I have a corner of my hall closet that I dedicate to storing the accumulated birthday gifts mentioned above. When a birthday party rolls around, I send my daughter to the closet to pick out the gift she thinks her friend would like the best (or I just choose it myself if I ain’t got time for that). She still feels like she’s shopping for her friend, but just in a different way.
3. Make Your Own Birthday Cards
I realized a long time ago that birthday cards can add up to big money over time. For a while, I would stock up on cards at the Dollar Tree, where I can get 2 for $1. But when my stash ran out one day, I had Lila create a birthday card for her friend. It was just as thoughtful (and just as easy for our guests to throw away), and it was a way for her to give back to her friend. So to “earn” the party, she has to make the card. I give her construction paper, print some images that match the party theme (or a sheet of stickers if we’re in a hurry), and away she goes.
4. Save Your Gift Bags and Tissue Paper
I am this lady, y’all. After my kids’ birthday parties, you will see me folding up tissue paper and gift bags and correcting you if you try to throw them away. This habit of mine reminds me most of my Depression-Era Great-Grandmother, but it also saves me a lot of money. I like to neatly fold the tissue paper and store it in the bag it came with, and I store them in an underbed storage container in my son’s room. When it’s time to wrap a gift, I just grab a bag and can easily wrap a gift with the coordinating tissue paper. If my supplies start to run low, I’ll use some of my Birthday Budget for the month and buy some all at once from the Dollar Tree.
5. Buy Cheaper Gifts

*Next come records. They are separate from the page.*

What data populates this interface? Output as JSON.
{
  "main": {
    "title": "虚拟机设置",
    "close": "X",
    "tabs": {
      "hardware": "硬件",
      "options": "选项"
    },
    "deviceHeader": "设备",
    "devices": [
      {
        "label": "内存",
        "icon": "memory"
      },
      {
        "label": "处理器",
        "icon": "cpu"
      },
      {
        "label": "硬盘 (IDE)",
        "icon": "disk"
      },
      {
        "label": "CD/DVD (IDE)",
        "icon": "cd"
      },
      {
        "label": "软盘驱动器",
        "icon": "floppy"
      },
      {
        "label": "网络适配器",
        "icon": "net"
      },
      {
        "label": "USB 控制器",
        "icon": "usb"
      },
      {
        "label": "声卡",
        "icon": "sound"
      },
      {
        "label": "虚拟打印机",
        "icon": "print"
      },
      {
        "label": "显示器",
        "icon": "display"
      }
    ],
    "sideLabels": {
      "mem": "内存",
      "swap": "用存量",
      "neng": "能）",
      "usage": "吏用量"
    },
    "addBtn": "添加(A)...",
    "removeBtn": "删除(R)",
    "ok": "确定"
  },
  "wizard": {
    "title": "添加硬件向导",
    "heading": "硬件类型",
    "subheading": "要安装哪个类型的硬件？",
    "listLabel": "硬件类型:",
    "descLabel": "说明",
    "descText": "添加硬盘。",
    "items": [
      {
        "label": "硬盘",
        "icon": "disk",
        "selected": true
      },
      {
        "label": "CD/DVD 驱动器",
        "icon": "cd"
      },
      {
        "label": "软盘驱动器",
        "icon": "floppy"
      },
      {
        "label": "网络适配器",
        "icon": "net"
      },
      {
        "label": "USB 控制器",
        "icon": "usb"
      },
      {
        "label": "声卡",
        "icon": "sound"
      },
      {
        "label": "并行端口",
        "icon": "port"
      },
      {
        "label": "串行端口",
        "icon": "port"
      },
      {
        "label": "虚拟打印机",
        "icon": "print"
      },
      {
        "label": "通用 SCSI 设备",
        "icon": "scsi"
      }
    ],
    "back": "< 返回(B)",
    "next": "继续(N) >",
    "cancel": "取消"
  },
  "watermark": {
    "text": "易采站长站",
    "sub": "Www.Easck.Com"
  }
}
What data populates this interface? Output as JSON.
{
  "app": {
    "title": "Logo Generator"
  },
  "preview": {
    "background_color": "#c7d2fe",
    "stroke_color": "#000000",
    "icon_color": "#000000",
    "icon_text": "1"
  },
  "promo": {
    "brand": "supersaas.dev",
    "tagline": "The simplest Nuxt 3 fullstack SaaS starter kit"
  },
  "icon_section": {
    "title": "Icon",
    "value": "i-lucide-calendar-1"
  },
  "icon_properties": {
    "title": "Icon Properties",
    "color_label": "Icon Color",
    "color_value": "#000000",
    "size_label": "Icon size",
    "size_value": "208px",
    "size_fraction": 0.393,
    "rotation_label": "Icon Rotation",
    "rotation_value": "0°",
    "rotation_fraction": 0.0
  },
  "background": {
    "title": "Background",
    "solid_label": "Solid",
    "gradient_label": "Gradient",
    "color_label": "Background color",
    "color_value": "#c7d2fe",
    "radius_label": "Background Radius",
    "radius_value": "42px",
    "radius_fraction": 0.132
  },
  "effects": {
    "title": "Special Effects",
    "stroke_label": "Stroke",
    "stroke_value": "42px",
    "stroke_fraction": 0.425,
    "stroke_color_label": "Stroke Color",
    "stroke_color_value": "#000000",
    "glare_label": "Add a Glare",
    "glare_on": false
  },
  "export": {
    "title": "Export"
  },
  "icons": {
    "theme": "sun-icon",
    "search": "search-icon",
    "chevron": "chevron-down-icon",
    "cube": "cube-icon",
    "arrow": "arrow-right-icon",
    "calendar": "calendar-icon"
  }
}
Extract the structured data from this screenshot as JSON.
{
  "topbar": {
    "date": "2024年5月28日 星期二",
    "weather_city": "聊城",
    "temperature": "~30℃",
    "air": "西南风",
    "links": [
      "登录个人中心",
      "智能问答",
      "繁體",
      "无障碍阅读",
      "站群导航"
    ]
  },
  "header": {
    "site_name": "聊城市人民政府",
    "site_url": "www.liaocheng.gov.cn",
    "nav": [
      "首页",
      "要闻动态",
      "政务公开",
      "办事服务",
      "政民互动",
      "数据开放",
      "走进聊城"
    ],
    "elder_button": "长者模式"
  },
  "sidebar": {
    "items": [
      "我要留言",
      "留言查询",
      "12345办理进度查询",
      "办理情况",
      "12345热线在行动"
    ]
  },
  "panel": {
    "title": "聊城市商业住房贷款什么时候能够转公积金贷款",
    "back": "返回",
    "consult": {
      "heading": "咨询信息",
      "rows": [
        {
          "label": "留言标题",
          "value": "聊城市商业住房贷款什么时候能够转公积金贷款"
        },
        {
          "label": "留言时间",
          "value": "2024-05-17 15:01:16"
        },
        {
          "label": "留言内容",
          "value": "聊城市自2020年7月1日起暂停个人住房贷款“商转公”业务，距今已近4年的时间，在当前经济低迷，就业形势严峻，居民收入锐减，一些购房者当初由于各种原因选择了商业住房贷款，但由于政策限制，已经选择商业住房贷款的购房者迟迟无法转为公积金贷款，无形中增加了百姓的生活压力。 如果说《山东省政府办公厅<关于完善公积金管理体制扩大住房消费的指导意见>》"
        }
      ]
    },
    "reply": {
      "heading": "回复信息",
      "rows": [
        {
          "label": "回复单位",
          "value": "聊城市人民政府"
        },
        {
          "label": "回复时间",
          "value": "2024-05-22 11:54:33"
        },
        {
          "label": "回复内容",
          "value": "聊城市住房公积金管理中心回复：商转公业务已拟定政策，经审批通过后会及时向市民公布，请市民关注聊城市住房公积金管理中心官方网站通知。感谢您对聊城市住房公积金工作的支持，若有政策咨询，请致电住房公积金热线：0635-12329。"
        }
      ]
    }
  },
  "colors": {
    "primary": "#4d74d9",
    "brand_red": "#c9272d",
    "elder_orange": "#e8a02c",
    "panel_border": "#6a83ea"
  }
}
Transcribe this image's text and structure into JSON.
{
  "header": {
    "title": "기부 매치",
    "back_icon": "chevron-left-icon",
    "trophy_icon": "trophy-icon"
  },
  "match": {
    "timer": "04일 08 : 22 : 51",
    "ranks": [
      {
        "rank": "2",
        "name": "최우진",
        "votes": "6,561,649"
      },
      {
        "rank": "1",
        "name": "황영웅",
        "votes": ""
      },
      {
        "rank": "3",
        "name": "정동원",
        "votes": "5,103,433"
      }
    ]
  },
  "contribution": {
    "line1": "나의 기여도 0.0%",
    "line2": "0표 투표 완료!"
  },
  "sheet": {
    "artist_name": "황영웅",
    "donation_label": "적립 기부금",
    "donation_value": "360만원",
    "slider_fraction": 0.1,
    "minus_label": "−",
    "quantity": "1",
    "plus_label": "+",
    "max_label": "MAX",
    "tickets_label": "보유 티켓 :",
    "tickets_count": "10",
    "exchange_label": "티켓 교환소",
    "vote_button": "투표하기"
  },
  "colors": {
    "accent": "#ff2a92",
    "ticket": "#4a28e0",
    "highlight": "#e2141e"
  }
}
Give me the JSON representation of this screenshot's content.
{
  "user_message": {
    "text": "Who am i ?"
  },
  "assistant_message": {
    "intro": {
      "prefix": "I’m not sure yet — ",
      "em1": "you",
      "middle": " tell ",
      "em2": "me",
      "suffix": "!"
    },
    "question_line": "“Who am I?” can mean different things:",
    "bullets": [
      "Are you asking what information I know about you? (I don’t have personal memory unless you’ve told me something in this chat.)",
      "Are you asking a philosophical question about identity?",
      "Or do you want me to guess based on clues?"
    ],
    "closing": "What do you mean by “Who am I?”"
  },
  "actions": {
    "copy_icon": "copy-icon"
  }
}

If your friends are going to be angry with you for NOT buying their kid a big, expensive gift, I recommend you find new friends. Seriously. The gifts my kids get at their parties are the LEAST of my concerns when planning for their big day (in fact, I usually ask that people skip the gifts altogether), and I’d bet 99% of your friends feel the same way. For most birthday parties, I try to stay on a budget of around $10 a child (although using tip #1 usually means that the gifts have a higher value than $10). Your amount may be higher or lower than that, but the idea is to have a number in mind and then stick to it. I’ve compiled a list of unconventional and affordable gifts in this post (I particularly like to give Alex Craft Kits -usually $10 or under- since it looks the most like a complete gift and is easy to store), but a lot of the time I’ll also just give a book that my kids love (think Rosie Revere, Engineer or Vegetables in Underwear) or a $10 Cold Stone gift card (because who doesn’t love ice cream?!?). We love our friends, and I know they love us, and I don’t need to prove it with money.
Following these tips can help you to save big money during birthday season, whenever it happens to fall for you. When is your “busy birthday” time of the year? And what’s your favorite gift to give?